“It's obvious that the plant, and the physical integrity of the plant has been violated, several times. [Whether] by chance [or deliberately], we don't have the elements to assess that.
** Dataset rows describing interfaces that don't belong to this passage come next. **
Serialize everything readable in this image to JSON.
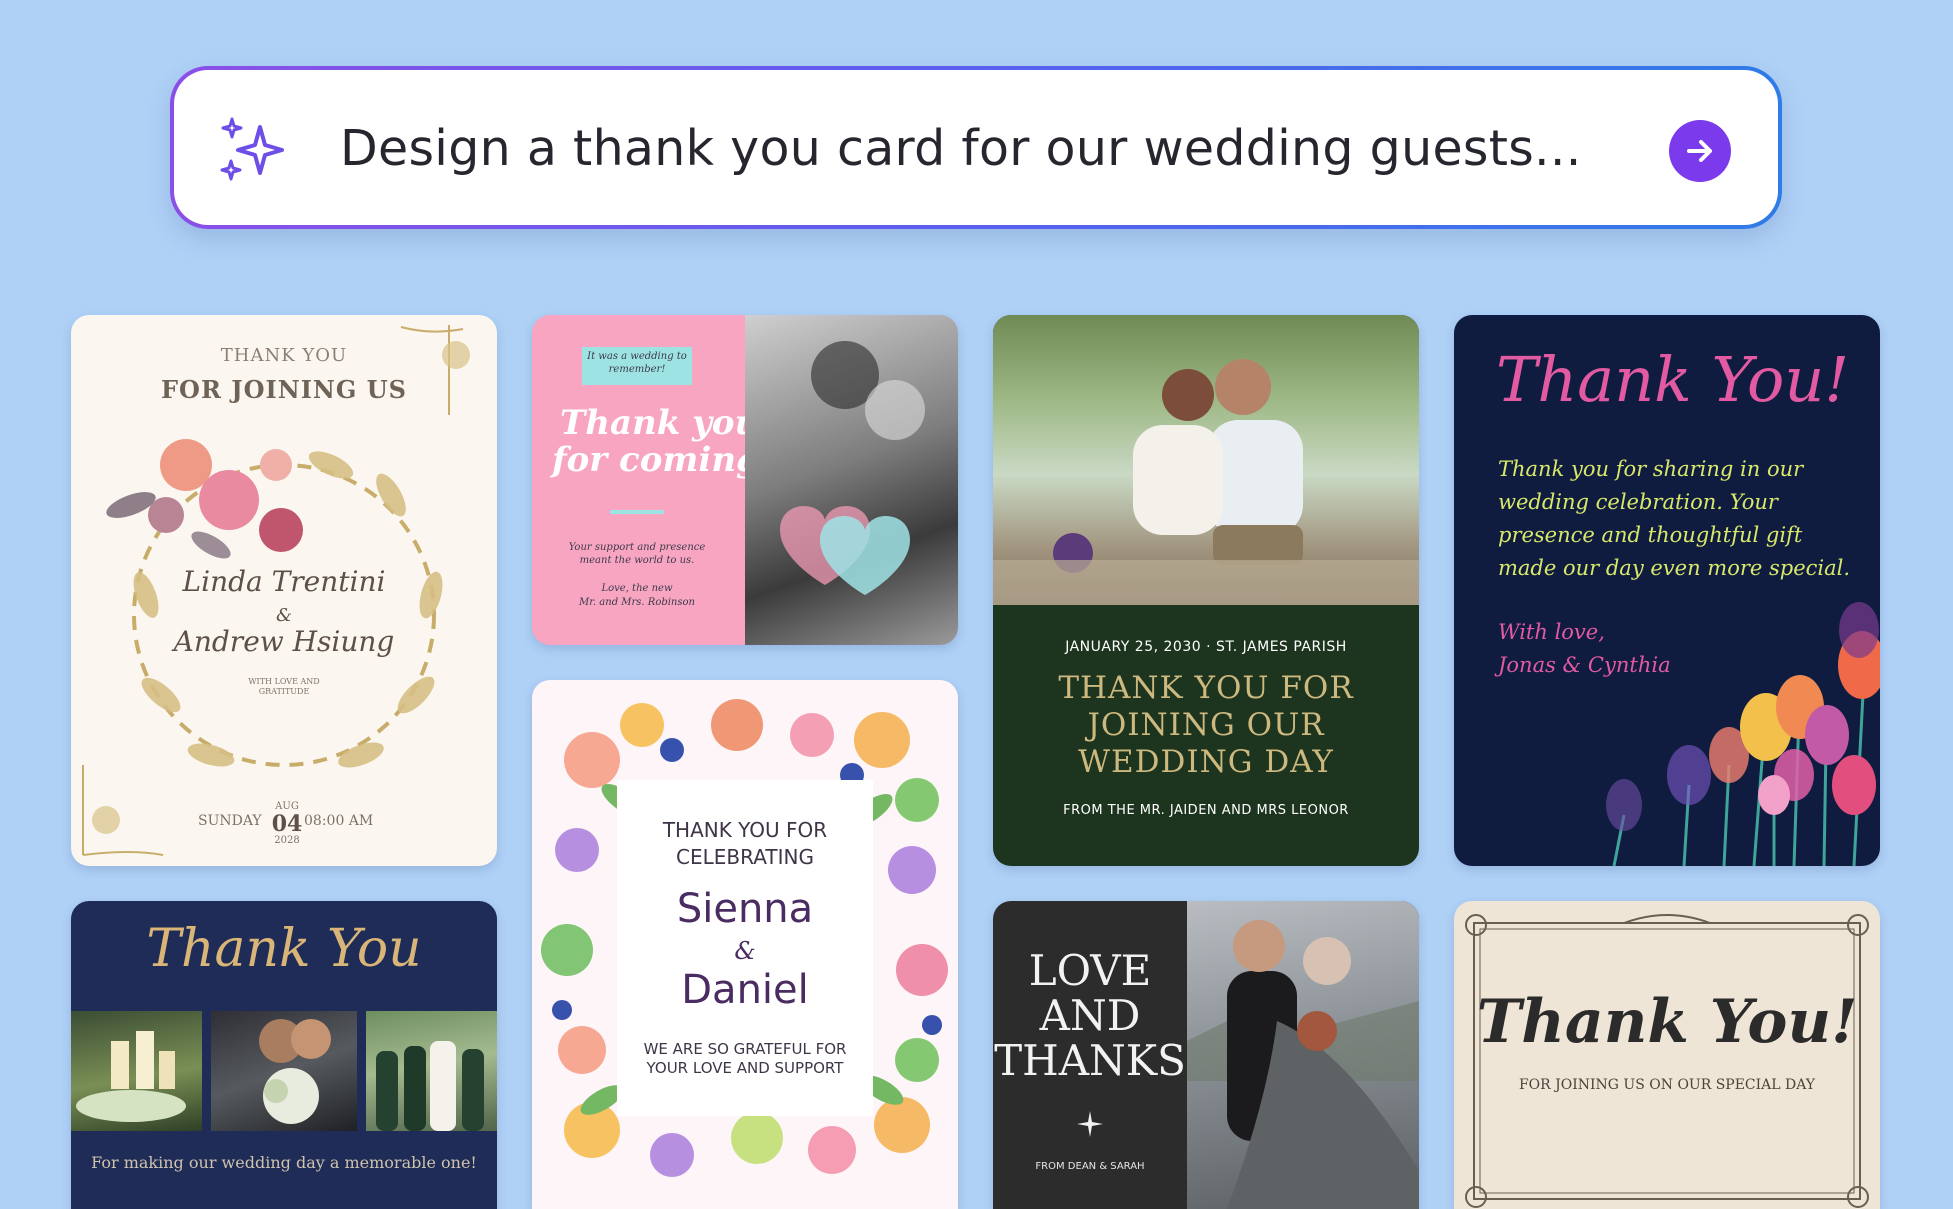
{
  "prompt": {
    "text": "Design a thank you card for our wedding guests...",
    "sparkle_icon": "sparkle-icon",
    "submit_icon": "arrow-right-icon",
    "accent": "#7c3aed"
  },
  "cards": {
    "floral_wreath": {
      "line1": "THANK YOU",
      "line2": "FOR JOINING US",
      "name1": "Linda Trentini",
      "amp": "&",
      "name2": "Andrew Hsiung",
      "sub": "WITH LOVE AND GRATITUDE",
      "day": "SUNDAY",
      "month": "AUG",
      "date": "04",
      "time": "08:00 AM",
      "year": "2028"
    },
    "pink_coming": {
      "tag": "It was a wedding to remember!",
      "title_line1": "Thank you",
      "title_line2": "for coming!",
      "support": "Your support and presence meant the world to us.",
      "signoff_line1": "Love, the new",
      "signoff_line2": "Mr. and Mrs. Robinson"
    },
    "green_parish": {
      "date_place": "JANUARY 25, 2030 · ST. JAMES PARISH",
      "title_line1": "THANK YOU FOR",
      "title_line2": "JOINING OUR",
      "title_line3": "WEDDING DAY",
      "from": "FROM THE MR. JAIDEN AND MRS LEONOR"
    },
    "navy_tulips": {
      "title": "Thank You!",
      "body_line1": "Thank you for sharing in our",
      "body_line2": "wedding celebration. Your",
      "body_line3": "presence and thoughtful gift",
      "body_line4": "made our day even more special.",
      "signoff_line1": "With love,",
      "signoff_line2": "Jonas & Cynthia"
    },
    "navy_collage": {
      "title": "Thank You",
      "caption": "For making our wedding day a memorable one!"
    },
    "watercolor_frame": {
      "line1": "THANK YOU FOR",
      "line2": "CELEBRATING",
      "name1": "Sienna",
      "amp": "&",
      "name2": "Daniel",
      "sub_line1": "WE ARE SO GRATEFUL FOR",
      "sub_line2": "YOUR LOVE AND SUPPORT"
    },
    "love_thanks": {
      "line1": "LOVE",
      "line2": "AND",
      "line3": "THANKS",
      "from": "FROM DEAN & SARAH"
    },
    "parchment": {
      "title": "Thank You!",
      "sub": "FOR JOINING US ON OUR SPECIAL DAY"
    }
  }
}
But this is a reality that we have to recognize, and this is something that cannot continue to happen,” he told journalists.
“Wherever you stay, wherever you stand, whatever you think about this war, this is something that cannot happen, and this is why we're trying to put in place certain mechanisms and the presence of our people there, to try to be in a better place.”
The Zaporizhzhia plant houses six of the 15 nuclear reactors in Ukraine.
It has been occupied by Russian forces since the early weeks of the war in Ukraine, now in its seventh month.
Both sides have accused the other of shelling the plant.
Maintaining a presence
An IAEA expert mission finally arrived there on Thursday, following months of diplomatic negotiations.
In a video posted on his official Twitter account that day, Mr. Grossi reported that the experts had completed an initial tour of the plant, though there is still more to do.
“My team is staying on,” he said, adding “most importantly, we are establishing a continued presence from the IAEA here.”
© IAEAIAEA Director-General Rafael Mariano Grossi (second left) and the IAEA expert mission team arrive at the Zaporizhzhya Nuclear Power Plant in Ukraine.
The 14-member mission deployed from Vienna on Monday in efforts towards ensuring nuclear safety and security at the plant, undertaking vital safeguard activities, and assessing the working conditions of the Ukrainian staff there.
Renewed shelling last week hit the area of the plant’s two so-called special buildings, located about 100 metres from the reactor buildings, as well as an overpass area.